Burrowing into your writing –Close observation
When we sit down each day and do our work, power concentrates around us. The Muse takes note of our dedication. She approves. We have earned favor [sic] in her sight. When we sit down and work, we become like a magnetised rod that attracts iron filings. Ideas come. Insights accrete.
Steven Pressfield is more famous for the non-fiction books he wrote after his novels than he is for his heavily-researched historical bestsellers. In the writing manual
The War of Art: Break Through the Blocks & Win Your Inner Creative Battles he asks; are you a writer that doesn’t write? Channelling your energy, overcoming fears, unlocking potential…this is the advice that is given so often, it’s become a writer cliche, hasn’t it?
Yet what he says in the passage above that I’ve quoted from the book, is original thinking, that speaks directly to any artist that has created something in the past. Yes, isn’t that just what happens when we create? Sometimes, when writing, it feels as if I’m burrowing down and down, like a mole, deeper and deeper into my thoughts, down to where insight and inspiration…the muse herself…is reachable.

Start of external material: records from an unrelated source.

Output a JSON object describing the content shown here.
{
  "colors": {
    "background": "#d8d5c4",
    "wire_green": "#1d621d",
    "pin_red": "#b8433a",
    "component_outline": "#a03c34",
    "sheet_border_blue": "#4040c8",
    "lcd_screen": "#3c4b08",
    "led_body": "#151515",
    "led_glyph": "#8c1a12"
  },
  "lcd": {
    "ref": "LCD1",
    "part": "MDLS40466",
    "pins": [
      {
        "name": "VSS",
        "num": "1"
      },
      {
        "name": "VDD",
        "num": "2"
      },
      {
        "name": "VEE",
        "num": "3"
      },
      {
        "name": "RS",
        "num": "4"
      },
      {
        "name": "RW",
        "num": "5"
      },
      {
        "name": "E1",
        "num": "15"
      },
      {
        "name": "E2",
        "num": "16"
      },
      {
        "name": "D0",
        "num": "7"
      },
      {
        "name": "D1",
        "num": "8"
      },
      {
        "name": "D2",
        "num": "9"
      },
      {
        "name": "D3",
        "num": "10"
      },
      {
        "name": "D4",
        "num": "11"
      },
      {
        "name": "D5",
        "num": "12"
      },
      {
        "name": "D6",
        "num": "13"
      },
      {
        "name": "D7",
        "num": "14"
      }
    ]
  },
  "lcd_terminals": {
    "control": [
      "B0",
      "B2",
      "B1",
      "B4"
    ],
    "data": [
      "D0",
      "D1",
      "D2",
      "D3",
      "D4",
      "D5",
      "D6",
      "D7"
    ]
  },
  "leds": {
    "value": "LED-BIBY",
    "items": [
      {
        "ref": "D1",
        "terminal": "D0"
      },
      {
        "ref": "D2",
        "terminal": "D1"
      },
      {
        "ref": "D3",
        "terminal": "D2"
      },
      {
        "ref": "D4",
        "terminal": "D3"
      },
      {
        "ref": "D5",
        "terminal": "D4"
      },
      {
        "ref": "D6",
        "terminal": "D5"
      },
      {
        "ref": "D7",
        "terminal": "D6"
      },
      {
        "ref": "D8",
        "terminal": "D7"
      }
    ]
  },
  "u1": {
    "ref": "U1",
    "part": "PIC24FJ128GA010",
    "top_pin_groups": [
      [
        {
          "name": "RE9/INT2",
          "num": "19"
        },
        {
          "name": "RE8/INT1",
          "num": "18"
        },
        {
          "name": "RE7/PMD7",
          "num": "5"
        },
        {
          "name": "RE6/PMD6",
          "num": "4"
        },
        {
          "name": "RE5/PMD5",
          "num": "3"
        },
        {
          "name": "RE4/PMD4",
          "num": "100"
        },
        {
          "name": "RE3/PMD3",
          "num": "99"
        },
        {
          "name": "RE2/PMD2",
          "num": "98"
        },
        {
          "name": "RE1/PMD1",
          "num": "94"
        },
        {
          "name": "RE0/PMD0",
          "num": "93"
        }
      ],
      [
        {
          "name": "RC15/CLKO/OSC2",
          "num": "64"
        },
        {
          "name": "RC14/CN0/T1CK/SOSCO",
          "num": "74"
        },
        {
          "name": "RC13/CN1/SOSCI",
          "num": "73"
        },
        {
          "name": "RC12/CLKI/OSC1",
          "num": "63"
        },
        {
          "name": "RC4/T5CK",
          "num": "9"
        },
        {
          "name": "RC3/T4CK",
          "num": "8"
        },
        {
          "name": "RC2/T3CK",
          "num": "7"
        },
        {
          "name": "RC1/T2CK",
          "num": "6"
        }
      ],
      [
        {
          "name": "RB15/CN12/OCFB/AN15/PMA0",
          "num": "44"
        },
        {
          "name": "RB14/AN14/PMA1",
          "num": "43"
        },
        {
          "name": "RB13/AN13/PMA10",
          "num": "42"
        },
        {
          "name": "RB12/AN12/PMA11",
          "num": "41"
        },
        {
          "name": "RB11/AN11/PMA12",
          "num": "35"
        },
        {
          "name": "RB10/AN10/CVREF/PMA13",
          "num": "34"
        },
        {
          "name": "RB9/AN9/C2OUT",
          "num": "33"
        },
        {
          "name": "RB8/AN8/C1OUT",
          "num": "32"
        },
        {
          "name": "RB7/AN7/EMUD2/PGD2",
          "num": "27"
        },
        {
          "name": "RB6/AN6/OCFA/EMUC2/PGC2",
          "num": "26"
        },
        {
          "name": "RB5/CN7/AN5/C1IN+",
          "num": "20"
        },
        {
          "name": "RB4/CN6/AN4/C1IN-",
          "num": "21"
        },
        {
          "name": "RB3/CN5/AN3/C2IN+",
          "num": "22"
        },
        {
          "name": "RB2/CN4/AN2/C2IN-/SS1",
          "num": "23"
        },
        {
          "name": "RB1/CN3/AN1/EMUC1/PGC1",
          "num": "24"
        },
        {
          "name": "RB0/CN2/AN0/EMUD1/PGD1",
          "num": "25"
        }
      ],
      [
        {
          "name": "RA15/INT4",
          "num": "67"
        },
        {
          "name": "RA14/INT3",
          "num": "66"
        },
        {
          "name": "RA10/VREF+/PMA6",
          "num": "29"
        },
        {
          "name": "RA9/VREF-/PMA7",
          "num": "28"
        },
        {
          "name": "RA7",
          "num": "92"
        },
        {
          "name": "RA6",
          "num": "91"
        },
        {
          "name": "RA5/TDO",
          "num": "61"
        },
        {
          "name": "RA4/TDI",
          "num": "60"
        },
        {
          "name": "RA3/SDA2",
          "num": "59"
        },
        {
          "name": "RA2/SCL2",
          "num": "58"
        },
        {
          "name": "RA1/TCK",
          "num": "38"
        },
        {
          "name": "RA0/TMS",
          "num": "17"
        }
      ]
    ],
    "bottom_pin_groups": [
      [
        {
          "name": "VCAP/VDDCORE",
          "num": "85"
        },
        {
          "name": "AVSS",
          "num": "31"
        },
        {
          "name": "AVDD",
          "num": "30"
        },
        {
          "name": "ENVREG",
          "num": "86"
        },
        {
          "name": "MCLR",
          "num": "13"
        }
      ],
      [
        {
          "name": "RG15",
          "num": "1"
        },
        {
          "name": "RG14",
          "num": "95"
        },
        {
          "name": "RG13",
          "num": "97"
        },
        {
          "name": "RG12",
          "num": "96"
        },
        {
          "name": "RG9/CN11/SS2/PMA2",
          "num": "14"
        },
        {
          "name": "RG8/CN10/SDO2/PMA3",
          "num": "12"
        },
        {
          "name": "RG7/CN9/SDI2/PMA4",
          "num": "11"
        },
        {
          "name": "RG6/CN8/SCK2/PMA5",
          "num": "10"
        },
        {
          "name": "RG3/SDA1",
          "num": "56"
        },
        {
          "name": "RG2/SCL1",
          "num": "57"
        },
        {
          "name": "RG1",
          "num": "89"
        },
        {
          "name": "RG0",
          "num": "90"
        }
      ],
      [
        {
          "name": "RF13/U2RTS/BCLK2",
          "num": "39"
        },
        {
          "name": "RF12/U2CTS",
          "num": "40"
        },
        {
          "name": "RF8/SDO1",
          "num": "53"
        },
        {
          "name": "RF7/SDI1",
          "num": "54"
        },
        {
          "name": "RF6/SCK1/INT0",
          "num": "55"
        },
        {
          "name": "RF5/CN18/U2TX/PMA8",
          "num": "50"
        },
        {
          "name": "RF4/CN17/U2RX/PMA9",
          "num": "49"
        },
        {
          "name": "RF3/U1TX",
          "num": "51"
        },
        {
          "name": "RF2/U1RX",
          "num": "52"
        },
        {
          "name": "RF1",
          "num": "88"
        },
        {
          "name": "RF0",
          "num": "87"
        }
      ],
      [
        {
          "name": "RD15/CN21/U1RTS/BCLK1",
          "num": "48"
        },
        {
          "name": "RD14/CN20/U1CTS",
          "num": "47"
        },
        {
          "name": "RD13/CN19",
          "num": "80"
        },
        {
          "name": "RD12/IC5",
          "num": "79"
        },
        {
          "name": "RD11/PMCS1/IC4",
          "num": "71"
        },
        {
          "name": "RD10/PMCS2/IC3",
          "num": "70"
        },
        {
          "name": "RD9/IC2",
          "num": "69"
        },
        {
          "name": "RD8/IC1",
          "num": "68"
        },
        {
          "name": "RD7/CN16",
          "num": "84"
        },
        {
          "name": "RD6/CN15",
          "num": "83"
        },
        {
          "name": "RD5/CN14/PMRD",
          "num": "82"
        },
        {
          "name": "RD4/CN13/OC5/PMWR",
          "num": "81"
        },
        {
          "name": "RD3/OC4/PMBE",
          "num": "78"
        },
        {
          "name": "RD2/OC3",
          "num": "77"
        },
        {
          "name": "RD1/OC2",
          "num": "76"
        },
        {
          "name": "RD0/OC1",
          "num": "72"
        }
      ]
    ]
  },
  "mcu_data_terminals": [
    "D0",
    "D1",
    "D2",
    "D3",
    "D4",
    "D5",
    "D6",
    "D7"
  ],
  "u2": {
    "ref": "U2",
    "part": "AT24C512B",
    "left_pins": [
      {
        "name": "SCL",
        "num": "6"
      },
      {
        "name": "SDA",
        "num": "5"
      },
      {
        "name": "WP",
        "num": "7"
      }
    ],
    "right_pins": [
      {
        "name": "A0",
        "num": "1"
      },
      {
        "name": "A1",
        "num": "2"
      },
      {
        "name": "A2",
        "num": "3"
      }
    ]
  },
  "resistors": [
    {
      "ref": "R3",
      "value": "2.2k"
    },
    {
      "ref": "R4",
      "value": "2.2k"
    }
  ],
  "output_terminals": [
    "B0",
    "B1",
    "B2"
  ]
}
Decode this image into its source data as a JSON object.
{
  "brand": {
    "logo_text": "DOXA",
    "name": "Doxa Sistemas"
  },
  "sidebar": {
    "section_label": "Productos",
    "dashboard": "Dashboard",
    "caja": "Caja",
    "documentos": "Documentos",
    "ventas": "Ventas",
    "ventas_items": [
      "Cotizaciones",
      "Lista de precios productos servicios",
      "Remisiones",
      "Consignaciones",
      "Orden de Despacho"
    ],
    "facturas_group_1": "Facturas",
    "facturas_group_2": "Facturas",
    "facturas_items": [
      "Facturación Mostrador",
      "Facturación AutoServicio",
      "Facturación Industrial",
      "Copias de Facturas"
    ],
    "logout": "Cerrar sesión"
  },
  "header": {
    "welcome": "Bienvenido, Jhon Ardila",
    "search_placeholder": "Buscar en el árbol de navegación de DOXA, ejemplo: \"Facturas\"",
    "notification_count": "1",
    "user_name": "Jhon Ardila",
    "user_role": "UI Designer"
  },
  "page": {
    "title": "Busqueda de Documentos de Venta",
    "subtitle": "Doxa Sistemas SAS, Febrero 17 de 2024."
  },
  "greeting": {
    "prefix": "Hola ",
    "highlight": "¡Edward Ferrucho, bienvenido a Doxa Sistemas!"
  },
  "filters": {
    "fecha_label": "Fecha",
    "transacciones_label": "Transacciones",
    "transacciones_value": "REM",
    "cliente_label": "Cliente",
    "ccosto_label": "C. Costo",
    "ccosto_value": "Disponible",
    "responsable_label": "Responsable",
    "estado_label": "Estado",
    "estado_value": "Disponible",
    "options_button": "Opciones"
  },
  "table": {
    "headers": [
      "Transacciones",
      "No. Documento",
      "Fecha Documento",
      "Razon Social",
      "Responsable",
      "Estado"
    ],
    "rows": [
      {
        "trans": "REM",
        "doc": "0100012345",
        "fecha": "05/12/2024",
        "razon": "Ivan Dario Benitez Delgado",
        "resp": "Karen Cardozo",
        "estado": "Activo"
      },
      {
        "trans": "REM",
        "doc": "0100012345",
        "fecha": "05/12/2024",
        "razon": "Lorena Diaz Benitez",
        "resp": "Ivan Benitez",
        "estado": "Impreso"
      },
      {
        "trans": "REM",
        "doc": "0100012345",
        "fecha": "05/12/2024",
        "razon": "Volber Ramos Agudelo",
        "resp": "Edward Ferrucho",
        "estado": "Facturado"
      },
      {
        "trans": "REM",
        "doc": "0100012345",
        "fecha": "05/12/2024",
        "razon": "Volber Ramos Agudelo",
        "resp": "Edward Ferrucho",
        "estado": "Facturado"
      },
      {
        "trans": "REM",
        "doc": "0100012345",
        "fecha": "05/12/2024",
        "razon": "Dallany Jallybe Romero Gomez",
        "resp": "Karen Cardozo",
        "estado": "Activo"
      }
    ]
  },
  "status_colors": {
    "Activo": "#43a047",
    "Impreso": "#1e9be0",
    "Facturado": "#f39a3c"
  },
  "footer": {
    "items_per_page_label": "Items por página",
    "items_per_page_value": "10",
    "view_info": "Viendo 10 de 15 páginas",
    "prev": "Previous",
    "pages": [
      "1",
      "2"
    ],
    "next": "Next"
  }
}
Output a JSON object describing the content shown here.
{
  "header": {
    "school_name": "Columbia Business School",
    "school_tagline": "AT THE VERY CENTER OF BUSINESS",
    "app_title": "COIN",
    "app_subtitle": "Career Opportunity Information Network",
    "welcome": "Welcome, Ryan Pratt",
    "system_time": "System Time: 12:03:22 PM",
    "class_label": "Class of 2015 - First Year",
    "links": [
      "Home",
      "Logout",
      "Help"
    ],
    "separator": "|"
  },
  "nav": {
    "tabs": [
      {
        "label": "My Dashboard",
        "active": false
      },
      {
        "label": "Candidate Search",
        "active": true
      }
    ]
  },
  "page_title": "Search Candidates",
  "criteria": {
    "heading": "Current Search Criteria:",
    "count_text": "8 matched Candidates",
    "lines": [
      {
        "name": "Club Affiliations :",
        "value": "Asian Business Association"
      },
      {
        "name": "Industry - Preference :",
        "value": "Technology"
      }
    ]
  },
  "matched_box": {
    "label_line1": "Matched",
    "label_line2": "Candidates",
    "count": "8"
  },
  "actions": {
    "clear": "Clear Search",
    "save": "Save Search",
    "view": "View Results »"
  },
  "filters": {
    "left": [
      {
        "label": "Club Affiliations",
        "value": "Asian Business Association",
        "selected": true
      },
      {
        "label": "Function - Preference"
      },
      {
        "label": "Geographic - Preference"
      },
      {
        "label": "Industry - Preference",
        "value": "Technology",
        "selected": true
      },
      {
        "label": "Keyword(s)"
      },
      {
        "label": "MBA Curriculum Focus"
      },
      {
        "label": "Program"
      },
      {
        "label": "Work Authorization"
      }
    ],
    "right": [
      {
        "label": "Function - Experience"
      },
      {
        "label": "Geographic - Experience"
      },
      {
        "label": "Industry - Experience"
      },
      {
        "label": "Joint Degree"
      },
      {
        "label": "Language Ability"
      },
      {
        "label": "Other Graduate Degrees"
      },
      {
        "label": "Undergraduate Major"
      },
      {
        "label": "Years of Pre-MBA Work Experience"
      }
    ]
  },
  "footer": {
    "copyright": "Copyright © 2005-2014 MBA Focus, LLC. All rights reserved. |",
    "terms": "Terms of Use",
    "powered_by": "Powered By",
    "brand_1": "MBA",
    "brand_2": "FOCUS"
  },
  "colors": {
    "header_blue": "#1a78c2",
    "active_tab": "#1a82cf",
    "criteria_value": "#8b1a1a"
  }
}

Good writing manuals tend to echo the ones that came before. In Writing Down the Bones, Natalie Goldberg says…In writing practice, there’s no direction. You enter your own mind and follow it where it takes you. We have a great need to connect with our own mind and our own true self. And all of us have a story to tell.
You don’t actually have to do it sitting down, thought. One of my own methods of creating new ideas, new characters or new scenes for my stories, is to begin a regular, gentle, mindless activity (walking alone is my favourite) to allow those deep, deep insights to emerge. I can return from a walk, or from listening to a piece of music, with new scenes ready to be written, or new understanding about my character’s lives.
This must be a core practice for us writers, whether accomplished on a walk, or at the writing desk; finding ways to open the conduit that takes us into the subconscious realm. It’s there that all the starting points are available for download; a flow of images, memories, snatches of phrasings, associations and feelings that can be tapped. It’s our very own muse, offering the words we can capture and bring to life with keyboard or pen.
Above, Pressfield and Goldberg make it sound easier than it might be for some writing students, but regular practice at burrowing down to find your muse is the key to success. Routines exercises such as doing a freewriting every morning, can really help loosen the chains over the trapdoors to our own creative burrows.
If you already know you will freewrite for 10 or so minutes each morning, you can aid this practice and find even more benefit from it, by using ‘close observation’ during the day.
Observing closely is not something the average person does during their average day, but it’s a key to finding your writing muse. And so simple! Just spend a small amount of time paying close attention to your environment. Register the sensory responses you have for ten minutes or so, focusing on your inner relationship to them…that link between what you sense (see, hear, feel, taste, smell, understand, infer, intuit).
Take this exercise with you, through your day, stopping intermittently to spend what might only be a few seconds observing closely and registering the sensory experience.
For instance, you’re in the kitchen, cooking dinner and finding it a bit of a chore. The vapours from the spices you are frying are actually stinging your eyes. Take a moment out to really experience this, the way their smell becomes actual taste, the way the heat can affect membrane.
Or you are in your workplace, trying to keep your social distance from colleagues, and the tapping of keyboards comes into your head, reminding your of staccato percussion instruments, or heavy rain on a thin roof.
Or you’re going home through the streets and the sun is pouring down, turning the tarmac sticky beneath your soles, sending up a burning sensation that is touch, taste and smell, and of course, it’s winging you back to some other memory, of childhood summers or foreign holidays.
Or you’re standing in your own garden, looking at a wild flower that’s invaded your lawn, getting up so close that you notice for the first time, the depth of colours, the detailed textures under your fingertips, the freshness of the smell.
Or you’re eating a pear, and your teeth sink into giving, juice-laden flesh, and the scent of pear-drops comes into your nose.
For those brief moments, everything stops, and you bring your mind into the moment. You are not going to forget these close observations quickly, although making notes in the pad in your pocket can help your recall the glimmers of other thoughts that almost surfaced.
The following morning you start your freewrite and you have something perfectly remarkable to record, because the memories of those senses will stimulate memories and your imagination, taking you on a voyage of discovery. As you write, you’ll be burrowing down, deeper and deeper. to the places with the most potency, where your muse awaits you.